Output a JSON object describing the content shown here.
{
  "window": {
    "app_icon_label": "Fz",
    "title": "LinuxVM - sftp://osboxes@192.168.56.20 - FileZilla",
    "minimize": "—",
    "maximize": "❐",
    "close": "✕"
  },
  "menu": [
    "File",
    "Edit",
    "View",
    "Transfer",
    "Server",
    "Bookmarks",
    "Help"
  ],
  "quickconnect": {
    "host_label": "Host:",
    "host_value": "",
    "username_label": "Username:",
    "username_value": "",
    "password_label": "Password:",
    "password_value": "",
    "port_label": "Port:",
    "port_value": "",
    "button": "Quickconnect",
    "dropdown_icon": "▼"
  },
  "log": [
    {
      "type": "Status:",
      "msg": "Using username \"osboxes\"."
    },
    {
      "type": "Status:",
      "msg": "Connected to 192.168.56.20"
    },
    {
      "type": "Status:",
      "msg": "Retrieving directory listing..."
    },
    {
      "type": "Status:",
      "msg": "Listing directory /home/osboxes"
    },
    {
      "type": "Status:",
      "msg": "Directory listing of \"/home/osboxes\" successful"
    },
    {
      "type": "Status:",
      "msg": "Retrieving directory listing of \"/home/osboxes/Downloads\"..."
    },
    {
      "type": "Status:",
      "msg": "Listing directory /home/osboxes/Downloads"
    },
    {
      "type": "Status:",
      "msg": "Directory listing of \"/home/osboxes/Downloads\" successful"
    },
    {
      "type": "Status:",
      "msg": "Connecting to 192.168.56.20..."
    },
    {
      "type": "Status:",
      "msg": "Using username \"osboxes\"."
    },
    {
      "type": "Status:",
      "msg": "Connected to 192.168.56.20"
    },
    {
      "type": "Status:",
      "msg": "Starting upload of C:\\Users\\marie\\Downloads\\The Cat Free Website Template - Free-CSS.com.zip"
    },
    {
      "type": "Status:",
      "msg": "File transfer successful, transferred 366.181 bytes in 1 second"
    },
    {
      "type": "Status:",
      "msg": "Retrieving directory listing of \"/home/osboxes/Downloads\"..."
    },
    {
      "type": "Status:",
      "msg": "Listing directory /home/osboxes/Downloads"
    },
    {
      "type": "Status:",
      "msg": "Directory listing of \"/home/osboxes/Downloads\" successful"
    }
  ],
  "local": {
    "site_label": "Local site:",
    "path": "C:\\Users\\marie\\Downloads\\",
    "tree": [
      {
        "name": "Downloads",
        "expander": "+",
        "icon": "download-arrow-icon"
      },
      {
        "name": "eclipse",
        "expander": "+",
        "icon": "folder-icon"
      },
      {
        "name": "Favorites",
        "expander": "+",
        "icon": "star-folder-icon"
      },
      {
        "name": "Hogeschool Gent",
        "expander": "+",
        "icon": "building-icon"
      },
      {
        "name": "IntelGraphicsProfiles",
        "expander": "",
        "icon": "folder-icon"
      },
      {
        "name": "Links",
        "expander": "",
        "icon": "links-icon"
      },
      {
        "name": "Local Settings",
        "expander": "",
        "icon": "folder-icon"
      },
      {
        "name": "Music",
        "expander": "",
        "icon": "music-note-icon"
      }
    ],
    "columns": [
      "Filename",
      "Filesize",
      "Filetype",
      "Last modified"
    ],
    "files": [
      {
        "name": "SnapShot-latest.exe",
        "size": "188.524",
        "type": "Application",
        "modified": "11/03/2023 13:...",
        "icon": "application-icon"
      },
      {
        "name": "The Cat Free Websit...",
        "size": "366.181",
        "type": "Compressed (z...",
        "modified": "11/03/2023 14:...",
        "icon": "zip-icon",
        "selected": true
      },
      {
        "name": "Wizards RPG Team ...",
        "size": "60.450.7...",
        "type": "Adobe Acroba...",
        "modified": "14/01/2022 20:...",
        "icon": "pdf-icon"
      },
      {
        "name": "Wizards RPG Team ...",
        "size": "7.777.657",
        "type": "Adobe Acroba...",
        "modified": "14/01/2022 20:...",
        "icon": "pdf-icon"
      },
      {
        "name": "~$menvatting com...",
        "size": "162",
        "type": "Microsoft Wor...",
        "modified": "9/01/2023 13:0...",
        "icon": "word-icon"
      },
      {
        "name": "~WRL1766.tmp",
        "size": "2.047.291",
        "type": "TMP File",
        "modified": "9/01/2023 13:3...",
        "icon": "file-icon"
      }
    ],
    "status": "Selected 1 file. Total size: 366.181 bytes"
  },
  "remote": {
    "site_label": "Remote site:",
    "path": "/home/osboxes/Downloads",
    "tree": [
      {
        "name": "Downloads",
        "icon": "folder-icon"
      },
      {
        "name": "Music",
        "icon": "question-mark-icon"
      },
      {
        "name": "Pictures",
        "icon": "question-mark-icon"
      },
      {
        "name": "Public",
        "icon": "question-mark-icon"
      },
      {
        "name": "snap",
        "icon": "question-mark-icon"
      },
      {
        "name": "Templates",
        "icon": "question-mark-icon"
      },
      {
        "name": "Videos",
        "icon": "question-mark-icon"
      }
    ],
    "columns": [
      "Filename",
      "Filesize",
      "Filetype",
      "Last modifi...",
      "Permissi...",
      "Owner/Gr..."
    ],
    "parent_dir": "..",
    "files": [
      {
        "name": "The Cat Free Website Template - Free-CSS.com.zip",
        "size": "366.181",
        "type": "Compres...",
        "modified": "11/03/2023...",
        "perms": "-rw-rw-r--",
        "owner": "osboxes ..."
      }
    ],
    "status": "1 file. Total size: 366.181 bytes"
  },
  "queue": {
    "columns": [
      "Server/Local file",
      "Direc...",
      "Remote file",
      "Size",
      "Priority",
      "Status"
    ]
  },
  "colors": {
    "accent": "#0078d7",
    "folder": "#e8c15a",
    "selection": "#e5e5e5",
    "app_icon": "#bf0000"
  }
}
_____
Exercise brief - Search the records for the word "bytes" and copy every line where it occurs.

Result -
      "msg": "File transfer successful, transferred 366.181 bytes in 1 second"
    "status": "Selected 1 file. Total size: 366.181 bytes"
    "status": "1 file. Total size: 366.181 bytes"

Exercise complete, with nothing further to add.